Lauren says the half-year was enough to help Brad become more reflective about his ADHD and impulsivity. “We now all see the patterns in our ways of reacting to each other and focus on the strategies that work positively for all of us.”
One More Option
The Nurtured Heart Approach is another popular and effective behavioral therapy for kids diagnosed with ADHD. Designed by Tucson therapist Howard Glasser, it was practiced at Tucson’s Center for the Difficult Child from 1994 to 2001, and it has been used in classrooms in and outside of Tucson, including, most recently, several elementary, junior, and high schools in Michigan. The basic approach is for parents (and teachers) to strictly ignore negative behavior as much as possible, and to energetically reward progress. It’s similar to the strategies used by PCIT and Vive — and the teachings of The Dog Whisperer.
All three strategies have one thing in common: relationships matter — and what’s good for the pack is good for each pooch. That seems to work well for children with ADHD and their parents.
D-I-Y Behavior Therapy Program
“My son is 10 years old and has been diagnosed with ADHD. We were looking for strategies to deal with some of his challenging behaviors. What did we do? We gave up punishing our child — no time-outs, no taking things or privileges away from him. They weren’t helping at all. We only reward him now.
“I made a set of file cards and wrote down on each card a thing he likes. Some things are more valuable than others to my son, but the suspense of drawing a card is part of the reward. Rewards include: reading at the dinner table, chewing a piece of sugarless bubble gum, renting a movie for the family to watch, visiting the comic book store. Every time our son succeeds at improving a behavior we had on his chart, he gets to pick a card.
“The trick to this system is to be consistent, and to give the reward as soon as possible after the good behavior, so your child associates a reward with doing something right. Things we’ve learned over the past year:
- focus on two or, at most, three behaviors at a time
- follow through every time your child demonstrates a behavior you”ve identified as worth rewarding
- make sure both parents follow the program to the letter
- be patient…it takes repeated rewards — over weeks — to cement a certain behavior in your child’s mind
- don’t hand out things on the reward cards for anything except the desired behavior
- don’t punish your child when he or she fails at the behavior; do your best to remain calm and matter of fact. Say something like, ‘Darn, I wanted you to get that reward. Next time you’ll do it.’ This is especially hard when you’re at your wit’s end and angry about how your kid is behaving.
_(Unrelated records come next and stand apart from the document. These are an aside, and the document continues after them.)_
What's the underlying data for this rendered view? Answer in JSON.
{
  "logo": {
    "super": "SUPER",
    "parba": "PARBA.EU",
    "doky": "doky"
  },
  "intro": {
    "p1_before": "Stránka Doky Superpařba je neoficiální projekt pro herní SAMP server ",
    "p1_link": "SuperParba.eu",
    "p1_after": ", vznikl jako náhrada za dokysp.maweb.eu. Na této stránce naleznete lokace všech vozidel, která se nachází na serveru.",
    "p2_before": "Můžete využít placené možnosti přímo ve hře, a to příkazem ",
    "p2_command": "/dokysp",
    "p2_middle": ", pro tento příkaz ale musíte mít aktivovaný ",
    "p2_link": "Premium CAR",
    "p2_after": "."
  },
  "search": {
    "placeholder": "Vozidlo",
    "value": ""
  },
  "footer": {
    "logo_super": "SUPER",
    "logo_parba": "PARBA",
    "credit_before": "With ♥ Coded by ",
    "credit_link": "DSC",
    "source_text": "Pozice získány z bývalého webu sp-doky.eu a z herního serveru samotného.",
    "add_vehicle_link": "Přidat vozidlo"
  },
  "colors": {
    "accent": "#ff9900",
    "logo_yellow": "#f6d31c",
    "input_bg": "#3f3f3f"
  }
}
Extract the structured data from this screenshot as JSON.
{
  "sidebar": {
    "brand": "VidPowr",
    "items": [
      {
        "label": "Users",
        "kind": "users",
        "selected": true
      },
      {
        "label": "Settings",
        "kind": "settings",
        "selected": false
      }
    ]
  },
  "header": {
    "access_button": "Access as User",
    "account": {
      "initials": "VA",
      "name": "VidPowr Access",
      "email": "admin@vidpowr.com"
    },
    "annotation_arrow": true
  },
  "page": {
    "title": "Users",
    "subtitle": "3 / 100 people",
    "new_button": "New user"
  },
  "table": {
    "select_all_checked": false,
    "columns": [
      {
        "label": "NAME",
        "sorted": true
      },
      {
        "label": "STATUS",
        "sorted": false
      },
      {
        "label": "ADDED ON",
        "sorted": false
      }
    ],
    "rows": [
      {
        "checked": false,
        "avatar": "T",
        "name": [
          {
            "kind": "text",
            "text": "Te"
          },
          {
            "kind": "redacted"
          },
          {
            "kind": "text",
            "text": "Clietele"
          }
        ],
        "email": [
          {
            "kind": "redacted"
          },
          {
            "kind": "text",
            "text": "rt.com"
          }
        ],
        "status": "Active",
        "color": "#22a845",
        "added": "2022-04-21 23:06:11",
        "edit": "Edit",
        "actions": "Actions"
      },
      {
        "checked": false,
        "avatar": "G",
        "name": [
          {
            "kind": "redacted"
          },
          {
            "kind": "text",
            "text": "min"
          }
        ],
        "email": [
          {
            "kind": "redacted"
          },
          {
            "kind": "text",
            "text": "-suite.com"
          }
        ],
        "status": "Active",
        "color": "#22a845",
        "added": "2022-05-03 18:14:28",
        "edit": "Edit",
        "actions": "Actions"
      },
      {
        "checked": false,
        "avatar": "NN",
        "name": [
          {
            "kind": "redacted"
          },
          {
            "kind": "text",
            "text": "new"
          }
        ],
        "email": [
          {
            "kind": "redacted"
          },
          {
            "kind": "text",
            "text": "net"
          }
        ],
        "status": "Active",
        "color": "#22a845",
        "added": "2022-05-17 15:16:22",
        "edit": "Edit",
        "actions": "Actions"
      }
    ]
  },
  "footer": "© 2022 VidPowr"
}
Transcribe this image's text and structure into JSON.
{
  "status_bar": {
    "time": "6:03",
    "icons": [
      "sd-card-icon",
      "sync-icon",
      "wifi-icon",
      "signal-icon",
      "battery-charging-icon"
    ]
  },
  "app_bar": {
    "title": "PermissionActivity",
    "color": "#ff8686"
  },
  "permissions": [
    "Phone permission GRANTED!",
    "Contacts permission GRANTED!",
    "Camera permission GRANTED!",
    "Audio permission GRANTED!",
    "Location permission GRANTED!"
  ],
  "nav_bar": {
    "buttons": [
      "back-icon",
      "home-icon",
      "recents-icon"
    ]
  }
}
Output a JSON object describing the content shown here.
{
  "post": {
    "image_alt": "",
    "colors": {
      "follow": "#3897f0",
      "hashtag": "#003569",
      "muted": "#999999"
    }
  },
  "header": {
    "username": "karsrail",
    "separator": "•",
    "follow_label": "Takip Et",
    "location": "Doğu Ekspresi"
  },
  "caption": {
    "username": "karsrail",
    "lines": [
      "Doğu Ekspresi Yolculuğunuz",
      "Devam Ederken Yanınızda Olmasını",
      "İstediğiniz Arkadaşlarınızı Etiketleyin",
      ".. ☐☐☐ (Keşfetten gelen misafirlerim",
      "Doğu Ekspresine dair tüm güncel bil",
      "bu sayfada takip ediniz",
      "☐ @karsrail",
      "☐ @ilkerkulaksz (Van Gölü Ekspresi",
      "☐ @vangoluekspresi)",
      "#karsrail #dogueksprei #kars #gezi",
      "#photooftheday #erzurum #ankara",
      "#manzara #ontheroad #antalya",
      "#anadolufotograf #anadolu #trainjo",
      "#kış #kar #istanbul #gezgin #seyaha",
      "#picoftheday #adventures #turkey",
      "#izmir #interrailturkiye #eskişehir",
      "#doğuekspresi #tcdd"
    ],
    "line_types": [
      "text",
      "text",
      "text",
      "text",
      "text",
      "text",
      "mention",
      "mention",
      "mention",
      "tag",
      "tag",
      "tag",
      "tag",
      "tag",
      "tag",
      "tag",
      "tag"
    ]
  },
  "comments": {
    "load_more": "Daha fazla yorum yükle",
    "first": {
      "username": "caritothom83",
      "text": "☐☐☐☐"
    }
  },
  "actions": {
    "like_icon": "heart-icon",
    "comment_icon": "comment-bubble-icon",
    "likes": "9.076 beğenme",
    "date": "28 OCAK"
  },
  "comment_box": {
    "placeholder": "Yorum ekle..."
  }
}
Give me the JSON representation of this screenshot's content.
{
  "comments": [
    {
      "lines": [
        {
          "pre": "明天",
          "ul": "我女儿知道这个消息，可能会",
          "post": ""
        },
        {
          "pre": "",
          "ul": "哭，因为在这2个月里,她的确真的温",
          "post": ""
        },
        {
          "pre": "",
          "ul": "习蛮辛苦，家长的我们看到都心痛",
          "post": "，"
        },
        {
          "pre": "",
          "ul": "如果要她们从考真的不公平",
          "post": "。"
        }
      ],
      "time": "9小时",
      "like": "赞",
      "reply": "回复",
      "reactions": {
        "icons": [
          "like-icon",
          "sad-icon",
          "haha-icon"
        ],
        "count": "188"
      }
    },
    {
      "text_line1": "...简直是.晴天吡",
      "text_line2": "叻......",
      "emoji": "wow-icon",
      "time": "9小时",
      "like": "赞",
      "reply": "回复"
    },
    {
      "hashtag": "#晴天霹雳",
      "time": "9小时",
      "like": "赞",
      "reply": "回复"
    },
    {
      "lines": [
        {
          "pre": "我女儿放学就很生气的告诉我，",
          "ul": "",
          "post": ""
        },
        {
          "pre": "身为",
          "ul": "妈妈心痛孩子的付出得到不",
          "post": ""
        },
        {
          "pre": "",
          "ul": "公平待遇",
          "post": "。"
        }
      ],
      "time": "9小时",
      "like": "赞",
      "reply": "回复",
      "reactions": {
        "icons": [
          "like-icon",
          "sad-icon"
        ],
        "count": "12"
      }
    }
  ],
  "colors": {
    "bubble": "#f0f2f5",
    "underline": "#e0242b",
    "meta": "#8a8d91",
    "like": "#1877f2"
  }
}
“We haven’t done this program perfectly, but we have succeeded in getting our son to do some of the behaviors we agreed upon. More important, our program has made a huge difference in the tone and spirit of our household.”
—An ADDitude Reader